Tejinder K. Rakhra-Burris, J. Todd Auman, Patricia Deverka, Lynn G. Dressler, James P. Evans, Richard M. Goldberg, Tammy M. Havener, Janelle M. Hoskins, Daniel E. Jonas, Kevin M. Long, Alison A. Motsinger-Reif, William J. Irvin, Kristy L. Richards, Mary W. Roederer, John M. Valgus, Marcia Van Riper, John A. Vernon, William C. Zamboni, Michael J. Wagner, Christine M. WalkoKaren E. Weck, Tim Wiltshire, Howard L. McLeod

Research output: Contribution to journalReview articlepeer-review

2 Scopus citations


The Institute for Pharmacogenomics and Individualized Therapy (IPIT) at the University of North Carolina at Chapel Hill (NC, USA) is a collaborative, multidisciplinary unit that brings together faculty from different disciplines and crosses the traditional departmental/school structure to perform pharmacogenomics research. IPIT investigators work together towards the goal of developing therapies to enable the delivery of individualized medical care. The NIH-supported Comprehensive Research on Expressed Alleles in Therapeutic Evaluation (CREATE) group leads the field in the evaluation of pathways regulating drug activity, and also provides a foundation for future IPIT research. IPIT members perform bench research, clinical cohort analysis and prospective clinical intervention studies, research on the integration of pharmacogenomic therapy into practice and research to foster global health pharmacogenomics application through the Pharmacogenetics for Every Nation Initiative. IPIT Investigators are actively incorporating a pharmacogenomics curriculum into existing teaching programs at all levels.

Original languageEnglish (US)
Pages (from-to)13-21
Number of pages9
Issue number1
StatePublished - 2010
Externally publishedYes

ASJC Scopus subject areas

  • Molecular Medicine
  • Genetics
  • Pharmacology

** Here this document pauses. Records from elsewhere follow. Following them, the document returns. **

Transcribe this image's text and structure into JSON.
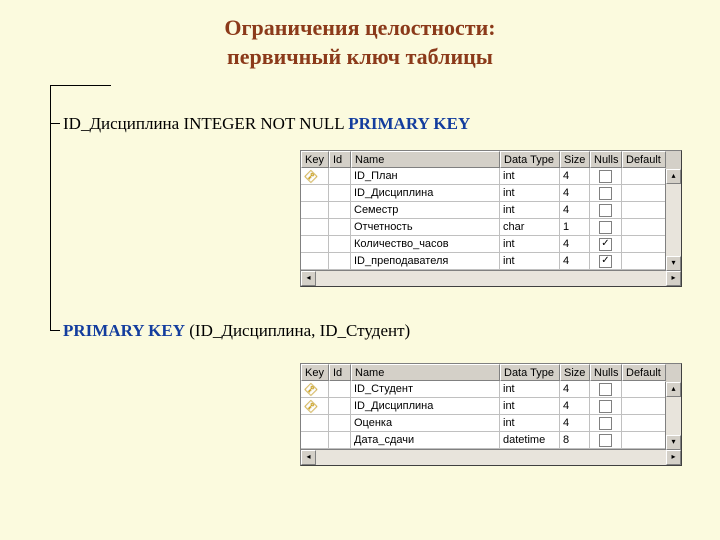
{
  "title_line1": "Ограничения целостности:",
  "title_line2": "первичный ключ таблицы",
  "sql1": {
    "col": "ID_Дисциплина",
    "rest": " INTEGER NOT NULL ",
    "pk": "PRIMARY KEY"
  },
  "sql2": {
    "pk": "PRIMARY KEY",
    "rest": " (ID_Дисциплина, ID_Студент)"
  },
  "headers": {
    "key": "Key",
    "id": "Id",
    "name": "Name",
    "type": "Data Type",
    "size": "Size",
    "nulls": "Nulls",
    "def": "Default"
  },
  "table1": {
    "rows": [
      {
        "key": true,
        "name": "ID_План",
        "type": "int",
        "size": "4",
        "nulls": false
      },
      {
        "key": false,
        "name": "ID_Дисциплина",
        "type": "int",
        "size": "4",
        "nulls": false
      },
      {
        "key": false,
        "name": "Семестр",
        "type": "int",
        "size": "4",
        "nulls": false
      },
      {
        "key": false,
        "name": "Отчетность",
        "type": "char",
        "size": "1",
        "nulls": false
      },
      {
        "key": false,
        "name": "Количество_часов",
        "type": "int",
        "size": "4",
        "nulls": true
      },
      {
        "key": false,
        "name": "ID_преподавателя",
        "type": "int",
        "size": "4",
        "nulls": true
      }
    ]
  },
  "table2": {
    "rows": [
      {
        "key": true,
        "name": "ID_Студент",
        "type": "int",
        "size": "4",
        "nulls": false
      },
      {
        "key": true,
        "name": "ID_Дисциплина",
        "type": "int",
        "size": "4",
        "nulls": false
      },
      {
        "key": false,
        "name": "Оценка",
        "type": "int",
        "size": "4",
        "nulls": false
      },
      {
        "key": false,
        "name": "Дата_сдачи",
        "type": "datetime",
        "size": "8",
        "nulls": false
      }
    ]
  }
}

Dive into the research topics of 'UNC Institute for Pharmacogenomics and Individualized Therapy: Interdisciplinary research for individual care'. Together they form a unique fingerprint.

Cite this